Eurovision in Baku: two tales of one city

Is Baku a city rich in culture and heritage or a city at the centre of an oppressive regime? Ahead of Eurovision, Channel 4 News hears from two men with two very different tales of one city.

Eurovision in Baku: two tales of one city (Reuters)

For Azerbaijan’s ruling politicians Eurovision represents a chance to shine; a chance to project a positive, modern image to a television audience of millions. It should be the best of times.

For Azerbaijan’s political activists it is also a moment to shine – for very different reasons; they want to show the world the oppression they claim to live under.
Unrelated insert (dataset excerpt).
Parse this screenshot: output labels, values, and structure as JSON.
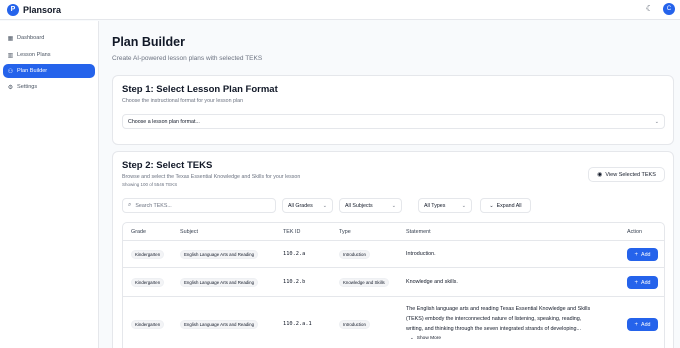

A chance to highlight the worst of times.

The country achieved independence 20 years ago after being part of the Soviet Union and while much of Europe is currently fighting a tide of financial turmoil, Azerbaijan’s capital Baku is booming thanks to oil.

Azerbaijan’s ambassador to Britain, Fakhraddin Gurbanov, told Channel 4 News Eurovision represents a “great chance to reconnect with Europe culturally and socially”.

He added: “You might have heard that Azerbaijani people are very famous for their hospitality. We treat our guests in a very special manner and it is an honour for us to host thousands of fans from all across Europe”.

Interactive map: Jonathan Miller's alternative tour of Baku

Political activist Emin Milli has a different tale to tell. In 2009 he posted a satirical video on the internet criticising the government. He was attacked by unknown men shortly after and ended up in prison charged with hooliganism.

Human rights ranking of past Eurovision winners

He cites the police’s dispersal of recent protests in Baku and the arrest of political activists as evidence of oppression: “What sort of European celebration of free expression can this song contest can claim to be in this environment?

“Can singers coming to Eurovision just have fun and close their eyes to what is happening around?”

A platform to protest?

Human rights groups are calling for performers to use the event as a platform to protest against alleged oppression in Azerbaijan.

They claim the country’s people don’t enjoy the same freedoms as other Eurovision countries and those watching the event should be aware of Azerbaijan’s controversial human rights record in comparison to other nations.

But Fakhraddin Gurbanov sees his country’s future as very much part of Europe: “Azerbaijan has come a long way in integrating into European structures politically and economically.

“I regard the hosting of Eurovision as a cultural milestone in strengthening cultural and people-to-people ties between Azerbaijan and Europe.”

According to the Eurovision rules any singer who sends a political message during the live show faces disqualification.

Activist Emin Milli told Channel 4 News it is a simple choice: “This one act of courage and defiance, an act of human solidarity would have powerful impact on the imaginations of millions of citizens in Azerbaijan who live in fear, and inspire millions around the world who would be part of this dramatic moment.”

That is a view rejected by Fakhraddin Gurbanov: “Obviously this is a platform for celebrating culture and music.

“I would be surprised to see attempts to hijack this for political or personal interests. It is up to the contestants to decide what to do or say but this song contest is not the right platform for raising these concerns.”